When COVID-19 exploded, shortages were an everyday discussion, but the hope that shortages would be short-term isn’t panning out, especially when it comes to semiconductors…and that’s bad news for the trucking industry.
Earlier this year, I wrote a blog on how the “just-in-time” inventory formula failed to consider the impact of a Black Swan event like a pandemic. In the beginning, before we understood the lethality and length of this crisis, the hope was that shortages would be temporary. Certainly, when it comes to supplies like toilet paper, disinfectants, and other household items, there is plenty of inventory on grocery shelves.
But shortages for a plethora of other products continue. Just this past week, Pennsylvania, which sells liquor through state-run stores, announced rationing of certain brands of liquor to a two-bottle limit due to supply chain disruptions. Infection breakouts in processing plants have resulted in shortages of food products and that, as always, results in higher prices.
According to a Forbes article, “During the first half of 2020, demand for most goods cratered as economies worldwide went into lockdown. Sailings by ocean carriers were canceled, manufacturing capacity was cut, and workers everywhere were displaced.”

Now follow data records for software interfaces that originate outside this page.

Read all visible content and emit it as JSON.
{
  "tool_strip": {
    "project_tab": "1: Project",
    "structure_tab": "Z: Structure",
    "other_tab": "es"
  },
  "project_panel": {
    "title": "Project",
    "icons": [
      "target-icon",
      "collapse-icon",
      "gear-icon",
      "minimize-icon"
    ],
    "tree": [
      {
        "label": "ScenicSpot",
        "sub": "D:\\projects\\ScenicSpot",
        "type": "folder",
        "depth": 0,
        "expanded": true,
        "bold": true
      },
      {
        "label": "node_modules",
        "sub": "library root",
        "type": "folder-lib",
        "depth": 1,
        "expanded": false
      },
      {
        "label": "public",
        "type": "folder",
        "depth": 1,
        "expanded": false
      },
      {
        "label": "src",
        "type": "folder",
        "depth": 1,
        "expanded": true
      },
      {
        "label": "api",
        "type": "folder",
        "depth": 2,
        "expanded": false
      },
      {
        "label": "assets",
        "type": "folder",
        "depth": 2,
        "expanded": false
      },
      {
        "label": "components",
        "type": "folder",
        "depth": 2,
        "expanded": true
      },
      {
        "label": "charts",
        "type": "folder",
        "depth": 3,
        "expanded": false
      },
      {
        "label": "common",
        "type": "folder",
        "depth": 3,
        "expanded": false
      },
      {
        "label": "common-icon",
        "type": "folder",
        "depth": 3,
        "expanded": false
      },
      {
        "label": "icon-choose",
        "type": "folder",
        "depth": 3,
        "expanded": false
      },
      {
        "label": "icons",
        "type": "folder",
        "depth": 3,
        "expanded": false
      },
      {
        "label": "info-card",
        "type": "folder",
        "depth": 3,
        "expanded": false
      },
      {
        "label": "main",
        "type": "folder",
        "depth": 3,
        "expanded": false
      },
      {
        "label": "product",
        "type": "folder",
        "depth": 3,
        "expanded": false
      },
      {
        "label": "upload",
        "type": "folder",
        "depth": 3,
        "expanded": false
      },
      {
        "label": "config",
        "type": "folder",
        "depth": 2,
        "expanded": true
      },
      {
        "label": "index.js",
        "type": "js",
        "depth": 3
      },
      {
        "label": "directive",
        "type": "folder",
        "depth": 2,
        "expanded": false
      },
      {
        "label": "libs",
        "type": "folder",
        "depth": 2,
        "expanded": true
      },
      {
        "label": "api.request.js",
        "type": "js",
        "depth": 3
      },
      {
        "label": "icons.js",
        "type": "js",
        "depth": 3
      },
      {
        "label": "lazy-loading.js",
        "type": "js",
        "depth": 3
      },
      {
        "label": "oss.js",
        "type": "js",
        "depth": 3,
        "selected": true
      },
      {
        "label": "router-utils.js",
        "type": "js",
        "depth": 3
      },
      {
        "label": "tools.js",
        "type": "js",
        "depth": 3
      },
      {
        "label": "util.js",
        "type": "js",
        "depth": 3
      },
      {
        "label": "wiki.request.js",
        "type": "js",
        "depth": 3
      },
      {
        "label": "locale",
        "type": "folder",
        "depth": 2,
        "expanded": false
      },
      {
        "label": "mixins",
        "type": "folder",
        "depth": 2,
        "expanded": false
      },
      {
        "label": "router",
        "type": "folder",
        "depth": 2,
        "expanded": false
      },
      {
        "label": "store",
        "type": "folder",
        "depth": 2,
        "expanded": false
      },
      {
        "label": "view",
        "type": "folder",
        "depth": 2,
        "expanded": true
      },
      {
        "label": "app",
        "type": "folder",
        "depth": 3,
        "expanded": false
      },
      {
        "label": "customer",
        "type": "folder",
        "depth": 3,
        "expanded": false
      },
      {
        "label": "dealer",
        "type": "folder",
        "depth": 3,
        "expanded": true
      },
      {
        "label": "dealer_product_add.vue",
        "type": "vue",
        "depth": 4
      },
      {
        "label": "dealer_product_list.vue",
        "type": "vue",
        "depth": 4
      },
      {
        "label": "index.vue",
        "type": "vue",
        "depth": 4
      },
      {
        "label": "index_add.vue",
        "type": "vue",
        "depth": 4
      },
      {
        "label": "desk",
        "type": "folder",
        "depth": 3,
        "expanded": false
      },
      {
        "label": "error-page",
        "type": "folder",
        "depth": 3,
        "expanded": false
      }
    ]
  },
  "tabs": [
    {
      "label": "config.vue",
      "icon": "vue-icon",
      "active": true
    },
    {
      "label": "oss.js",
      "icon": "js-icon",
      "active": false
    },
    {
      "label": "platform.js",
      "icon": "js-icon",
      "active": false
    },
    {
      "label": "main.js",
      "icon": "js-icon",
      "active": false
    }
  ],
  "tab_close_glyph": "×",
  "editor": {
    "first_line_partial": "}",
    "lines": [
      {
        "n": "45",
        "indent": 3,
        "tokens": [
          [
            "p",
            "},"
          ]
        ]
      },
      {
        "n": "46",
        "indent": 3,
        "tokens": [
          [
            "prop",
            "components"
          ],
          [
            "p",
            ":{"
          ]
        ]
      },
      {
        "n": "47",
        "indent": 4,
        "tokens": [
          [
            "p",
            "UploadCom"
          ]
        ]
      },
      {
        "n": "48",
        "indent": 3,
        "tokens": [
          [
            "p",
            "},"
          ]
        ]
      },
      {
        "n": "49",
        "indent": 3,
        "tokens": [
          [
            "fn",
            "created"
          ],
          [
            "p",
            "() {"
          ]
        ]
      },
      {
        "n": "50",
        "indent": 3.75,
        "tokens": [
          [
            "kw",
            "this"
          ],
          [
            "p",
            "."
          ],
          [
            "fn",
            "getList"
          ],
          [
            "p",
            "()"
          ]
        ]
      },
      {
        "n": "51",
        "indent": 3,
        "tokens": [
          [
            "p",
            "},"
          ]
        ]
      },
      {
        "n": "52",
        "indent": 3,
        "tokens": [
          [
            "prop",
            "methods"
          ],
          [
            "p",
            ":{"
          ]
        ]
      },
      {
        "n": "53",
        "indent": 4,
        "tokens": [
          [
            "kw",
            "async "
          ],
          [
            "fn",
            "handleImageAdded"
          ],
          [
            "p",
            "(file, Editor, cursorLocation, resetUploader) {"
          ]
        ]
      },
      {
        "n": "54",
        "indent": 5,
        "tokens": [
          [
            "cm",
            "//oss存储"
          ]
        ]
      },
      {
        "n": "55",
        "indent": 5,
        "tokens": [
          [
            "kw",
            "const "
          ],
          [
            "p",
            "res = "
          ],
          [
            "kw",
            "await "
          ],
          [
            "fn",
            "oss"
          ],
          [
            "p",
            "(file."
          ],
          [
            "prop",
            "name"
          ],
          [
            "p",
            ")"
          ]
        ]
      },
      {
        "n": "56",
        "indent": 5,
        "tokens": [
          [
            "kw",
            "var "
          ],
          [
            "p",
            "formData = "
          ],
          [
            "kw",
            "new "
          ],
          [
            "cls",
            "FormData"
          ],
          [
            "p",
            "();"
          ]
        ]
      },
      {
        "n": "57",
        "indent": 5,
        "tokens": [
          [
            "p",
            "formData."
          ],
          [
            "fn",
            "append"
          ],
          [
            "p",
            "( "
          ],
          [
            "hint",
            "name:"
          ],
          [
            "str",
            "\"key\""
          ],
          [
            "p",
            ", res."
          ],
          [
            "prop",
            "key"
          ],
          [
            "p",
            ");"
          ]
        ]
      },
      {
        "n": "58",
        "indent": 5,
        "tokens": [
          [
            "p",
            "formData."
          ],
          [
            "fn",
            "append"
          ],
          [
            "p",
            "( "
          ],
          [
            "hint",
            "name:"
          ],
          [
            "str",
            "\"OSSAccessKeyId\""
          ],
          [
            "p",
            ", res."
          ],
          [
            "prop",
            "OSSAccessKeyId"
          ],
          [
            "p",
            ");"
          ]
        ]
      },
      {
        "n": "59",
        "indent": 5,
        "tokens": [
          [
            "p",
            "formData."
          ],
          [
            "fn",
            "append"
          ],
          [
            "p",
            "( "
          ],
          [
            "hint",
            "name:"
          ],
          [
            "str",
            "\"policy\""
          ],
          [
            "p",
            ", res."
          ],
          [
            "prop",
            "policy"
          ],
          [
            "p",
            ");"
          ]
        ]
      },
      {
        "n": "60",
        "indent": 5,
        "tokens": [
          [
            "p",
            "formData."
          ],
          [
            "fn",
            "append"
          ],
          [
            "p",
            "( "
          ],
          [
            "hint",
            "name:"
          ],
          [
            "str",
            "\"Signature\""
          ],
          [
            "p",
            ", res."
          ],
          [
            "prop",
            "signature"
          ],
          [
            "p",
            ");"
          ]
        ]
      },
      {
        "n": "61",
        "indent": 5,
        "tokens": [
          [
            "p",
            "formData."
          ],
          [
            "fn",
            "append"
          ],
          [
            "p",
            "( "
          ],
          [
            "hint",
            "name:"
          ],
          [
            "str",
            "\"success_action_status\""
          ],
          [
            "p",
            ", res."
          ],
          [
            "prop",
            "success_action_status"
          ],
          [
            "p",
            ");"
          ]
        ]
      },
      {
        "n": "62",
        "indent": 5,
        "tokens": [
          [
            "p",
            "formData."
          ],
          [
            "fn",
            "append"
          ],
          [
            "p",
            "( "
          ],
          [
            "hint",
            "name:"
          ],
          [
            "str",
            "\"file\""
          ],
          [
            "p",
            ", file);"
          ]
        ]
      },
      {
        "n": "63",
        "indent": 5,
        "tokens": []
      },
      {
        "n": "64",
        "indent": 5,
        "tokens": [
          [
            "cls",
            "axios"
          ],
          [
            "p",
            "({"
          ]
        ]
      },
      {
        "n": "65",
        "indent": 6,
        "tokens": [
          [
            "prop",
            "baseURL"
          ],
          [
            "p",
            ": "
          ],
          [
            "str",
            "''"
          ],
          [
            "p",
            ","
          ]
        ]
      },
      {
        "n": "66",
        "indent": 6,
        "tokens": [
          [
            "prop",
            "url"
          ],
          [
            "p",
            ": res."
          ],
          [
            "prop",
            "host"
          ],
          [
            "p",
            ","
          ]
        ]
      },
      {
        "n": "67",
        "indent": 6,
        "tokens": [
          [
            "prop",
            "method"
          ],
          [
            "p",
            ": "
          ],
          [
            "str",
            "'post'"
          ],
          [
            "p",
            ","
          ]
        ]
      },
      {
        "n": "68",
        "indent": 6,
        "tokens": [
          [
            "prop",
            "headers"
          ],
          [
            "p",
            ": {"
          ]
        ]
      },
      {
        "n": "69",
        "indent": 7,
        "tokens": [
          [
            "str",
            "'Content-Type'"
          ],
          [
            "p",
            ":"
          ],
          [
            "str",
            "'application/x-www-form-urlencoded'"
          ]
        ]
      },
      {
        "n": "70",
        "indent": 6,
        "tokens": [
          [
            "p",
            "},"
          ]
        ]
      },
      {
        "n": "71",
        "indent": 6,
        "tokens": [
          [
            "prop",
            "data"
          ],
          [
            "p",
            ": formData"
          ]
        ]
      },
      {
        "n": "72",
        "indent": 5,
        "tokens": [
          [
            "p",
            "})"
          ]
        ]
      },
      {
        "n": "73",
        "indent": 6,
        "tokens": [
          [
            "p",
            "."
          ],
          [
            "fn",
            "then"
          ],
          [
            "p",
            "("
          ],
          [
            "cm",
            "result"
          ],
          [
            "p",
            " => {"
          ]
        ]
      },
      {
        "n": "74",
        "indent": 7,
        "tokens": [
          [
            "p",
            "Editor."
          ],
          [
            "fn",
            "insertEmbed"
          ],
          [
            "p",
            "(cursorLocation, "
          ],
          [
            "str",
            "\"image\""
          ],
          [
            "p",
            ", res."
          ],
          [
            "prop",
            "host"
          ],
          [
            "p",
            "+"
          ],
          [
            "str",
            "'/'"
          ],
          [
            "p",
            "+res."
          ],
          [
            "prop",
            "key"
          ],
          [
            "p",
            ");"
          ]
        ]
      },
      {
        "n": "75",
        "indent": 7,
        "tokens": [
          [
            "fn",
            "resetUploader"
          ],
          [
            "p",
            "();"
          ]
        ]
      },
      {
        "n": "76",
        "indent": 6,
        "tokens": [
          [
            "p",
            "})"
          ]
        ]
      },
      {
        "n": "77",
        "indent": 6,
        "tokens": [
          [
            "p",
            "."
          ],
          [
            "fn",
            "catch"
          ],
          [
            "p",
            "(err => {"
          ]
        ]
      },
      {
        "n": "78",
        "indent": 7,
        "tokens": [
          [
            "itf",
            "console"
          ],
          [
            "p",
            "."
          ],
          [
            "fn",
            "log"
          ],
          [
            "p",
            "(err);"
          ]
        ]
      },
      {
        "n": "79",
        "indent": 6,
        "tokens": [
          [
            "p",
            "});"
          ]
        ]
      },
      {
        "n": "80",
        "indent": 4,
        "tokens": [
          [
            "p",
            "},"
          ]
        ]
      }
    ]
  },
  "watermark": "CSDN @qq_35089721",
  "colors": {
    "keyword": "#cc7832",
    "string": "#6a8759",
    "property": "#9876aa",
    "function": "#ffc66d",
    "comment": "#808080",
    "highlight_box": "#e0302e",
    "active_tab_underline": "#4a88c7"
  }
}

The stimulus package, a reduction in lockdowns, the increase in online shopping, and the release of the vaccine prompted orders to skyrocket, but this also pointed out the vulnerabilities in the supply chain. Opening back up after shutting down proved more difficult than organizations had anticipated. It wasn’t just about throwing a switch. People were afraid to return to work which slowed down manufacturing and shipping. A shortage of shipping containers which global trade relies on (not to mention the fact that the cost of containers has more than doubled in the last five years) and congestion at ports, terminals, and distribution centers just exacerbated an already difficult situation, as has the ever-problematic truck driver shortage.
All of this has contributed to a shortage that is impacting the transportation industry in ways most of us could not have imagined before, and that is the shortage of computer chips (or semiconductors).
Reasons for the chip shortage go well beyond the pandemic.
Every few days we read about another OEM shutting down production due to a severe shortage of chips and other components. It’s easy to lay the blame for the chip shortage on COVID-19, although it is certainly fair to claim that the virus made a challenging environment even worse. The tech boom continues to grow exponentially, and manufacturing just can’t keep up. These are some of the issues that created this problem:
- From trucks to cars to computers to household appliances to mobile devices and more, an increasing number of products now depend on chips.
- So many people working remotely resulted in a sharp increase in sales of PC’s and mobile devices. The global research and advisory firm, Gartner, noted at the beginning of 2021 that PC shipments in 2020 reached 275 million units, which was the highest growth in ten years. This means an increasing demand for chips.
- Some companies, seeing potential problems, essentially cornered the market. According to an August report from BBC News, “As the pandemic unfolded, early signs of fluctuating demand led to stockpiling and advance ordering of chips by some tech firms, which left others struggling to acquire the components.”
- The rise of 5G has added to demand, yet the ability to increase manufacturing is limited by the fact that building a facility is extremely expensive; plus, it is essential that the workforce be well-trained and have the necessary skills. Right now, most of the chips are made in Asia (specifically Taiwan, China, and South Korea) and U.S. companies, due to costs and workforce shortages, are reluctant to make the move to onshore chip manufacturing.
Fleets should consider full service leasing to help mitigate these shortages.
I wish I could say I have the answers needed to solve this issue, but most experts see chip shortages extending well into 2022 and not seeing real relief until early 2023. This makes supply chain and capital expenditure planning more important than ever. For some companies, purchasing more new trucks for a fleet is proving almost impossible, not to mention nearly prohibitively expensive. With new trucks not readily available, maintaining the vehicles you have in your fleet is vital. But that also means having the tools and techs necessary; another problem fleets are facing. That is why many are turning to third-party partners to lease their transportation needs.